askdesign
3/23/2017 - 8:18 PM

HTTPS setup on Siteground

HTTPS setup on Siteground

https://www.siteground.com/blog/https-2017/#more-9577
https://www.siteground.com/kb/how-to-force-ssl-with-htaccess/

If you want to use https, every resource has to be loaded securely in order for you to see the green padlock. That's straight forward for new sites, but existing ones require some reconfiguration, thus the difference. Check out this plugin, it will do the trick and your existing sites will look exactly the same as the new ones in your browser: https://wordpress.org/plugins/ssl-insecure-content-fixer/
There's a warning in the SG Optimizer plugin reminding you to edit your Google and other third-party services you may have that rely on your full site url.

Go into Google Webmasters (Search console) and add my site's new URL as "https://www.example.com" Otherwise in Google Analytics you'll see 0 data for HTTP. You don't need to re-verify ownership of the encrypted version of your website, but make sure your sitemap now displays https URL's (Yoast SEO will do this once the https is added under the general WordPress settings).
UPDATE: If you're using CloudFlare with your website, make sure you set the SSL Option in our CloudFlare tool in cPanel to Flexible,  then configure WordPress to work through HTTPS and finally, switch the option in CloudFlare to Full Strict. This way, you will not have any downtime during the reconfiguration process. Check out our CloudFlare tutorial for additional information on that matter.

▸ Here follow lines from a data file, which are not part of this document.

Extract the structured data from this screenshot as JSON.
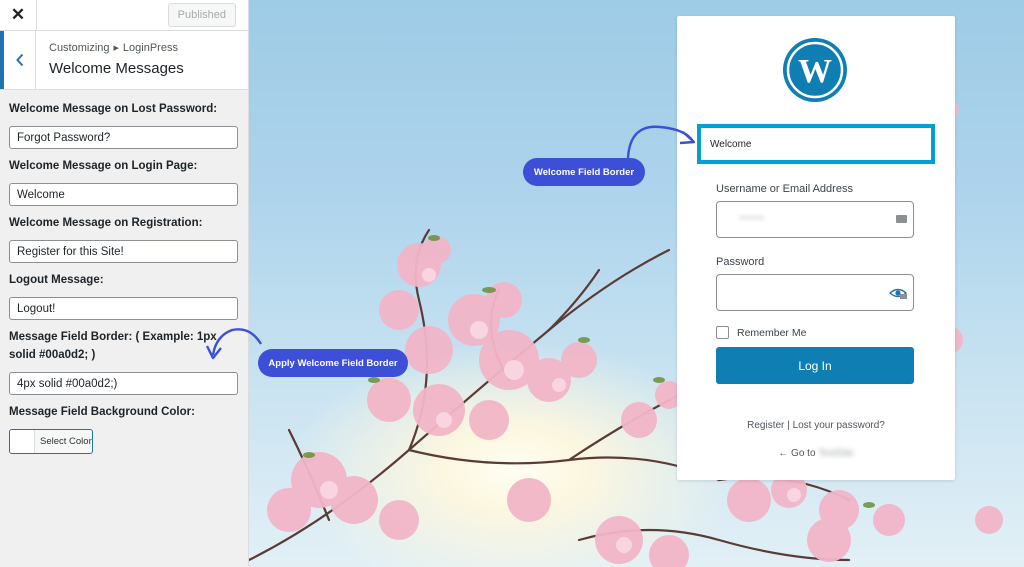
{
  "sidebar": {
    "close_icon": "close-icon",
    "publish_label": "Published",
    "breadcrumb": {
      "root": "Customizing",
      "current": "LoginPress"
    },
    "section_title": "Welcome Messages",
    "controls": [
      {
        "label": "Welcome Message on Lost Password:",
        "value": "Forgot Password?"
      },
      {
        "label": "Welcome Message on Login Page:",
        "value": "Welcome"
      },
      {
        "label": "Welcome Message on Registration:",
        "value": "Register for this Site!"
      },
      {
        "label": "Logout Message:",
        "value": "Logout!"
      },
      {
        "label": "Message Field Border: ( Example: 1px solid #00a0d2; )",
        "value": "4px solid #00a0d2;)"
      }
    ],
    "bg_color_label": "Message Field Background Color:",
    "select_color_label": "Select Color"
  },
  "preview": {
    "welcome_text": "Welcome",
    "username_label": "Username or Email Address",
    "password_label": "Password",
    "remember_label": "Remember Me",
    "login_label": "Log In",
    "register_link": "Register",
    "separator": "|",
    "lost_password_link": "Lost your password?",
    "goto_prefix": "← Go to",
    "welcome_border_color": "#00a0d2",
    "accent": "#0f7fb3"
  },
  "annotations": {
    "welcome_field_border": "Welcome Field Border",
    "apply_welcome_field_border": "Apply Welcome Field Border",
    "pill_color": "#3d4fd6"
  }
}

Existing WordPress installs can be switched to HTTPS with a single click

Force HTTPS

This magical “Force HTTPS” click can be made in our freshly extended WordPress plugin. It was formerly known as SG CachePress and was used to configure our in-house WordPress cache system - the SuperCacher. However, the plugin is now called SG Optimizer and includes the option to force HTTPS on your WordPress application. Switching it on will automatically configure WordPress to use the already installed by us SSL. It also forces all the traffic to go through encrypted connection to avoid any possible duplicate content issues you may experience because of having both http and https versions of your site available. Furthermore, you don't have to manually fix all those resources, you've included to your posts, pages, widgets and even the theme through http, as the plugin will automatically detect and fix them.

So, WordPress users, wait no more! Make your site HTTPS ready now! If you already have SG CachePress installed, just update it to the new extended version through your WP-admin and click the HTTPS force button. Otherwise, you can download the plugin from this link.
https://www.siteground.com/kb/how-to-force-ssl-with-htaccess/

How to force SSL with .htaccess

If you want to force your entire website to go through https, you can add these rules to your .htaccess file:

RewriteEngine On
RewriteCond %{SERVER_PORT} 80
RewriteRule ^(.*)$ https://yourdomain.com/$1 [R=301,L]

--- for askdesign.biz ---
RewriteEngine On
RewriteCond %{HTTP_HOST} ^askdesign\.biz$ [NC]
RewriteRule ^(.*)$ https://www.askdesign.biz/$1 [R=301,L]

If your site is in a subfolder, use this code:

RewriteEngine On
RewriteCond %{SERVER_PORT} 80
RewriteCond %{REQUEST_URI} folder
RewriteRule ^(.*)$ https://yourdomain.com/folder/$1 [R=301,L]

- Simply keep line 2 (SERVER_PORT) as is in your current .htaccess file
- Simply replace yourdomain.com with your actual domain name.
Leave the subdomain without CF and simply force the HTTPS on it with the plugin. That should work right away. Then, check if the CF SSL option is set to Flexible in your CF panel, switch manually your non-WP application and test everything out. Once you make sure everything works, switch the SSL option to Full Strict. No need to install the SG-cachepress plugin on the WordPress blog when I've forced HTTPS for the non-WordPress primary domain manually in the htaccess file via ftp.


* * * * NOTES * * * *

It just doesn't make sense to do the same thing from two different plugins. If you've already configured your site to use https and forced all the traffic through https, leave the option in the SG Optimizer to off.

* * * * NOTES * * * *

Just configure your site to go through HTTPS by enabling the Force HTTPS option in WordPress. Then, set CloudFlare to flexible or full mode.
I've got 2 situations:
(1) My primary domain site is built with Bootstrap and has a WordPress blog. This primary domain also uses Cloudflare.
(2) My subdomain site is WordPress, without Cloudflare.
What are your recommendations for how I should transition to HTTPS on both the primary domain and on the subdomain?
Should I force the HTTPS for the non-WordPress area via htaccess?
After that, go through the steps you've outlined for WordPress sites using Cloudflare?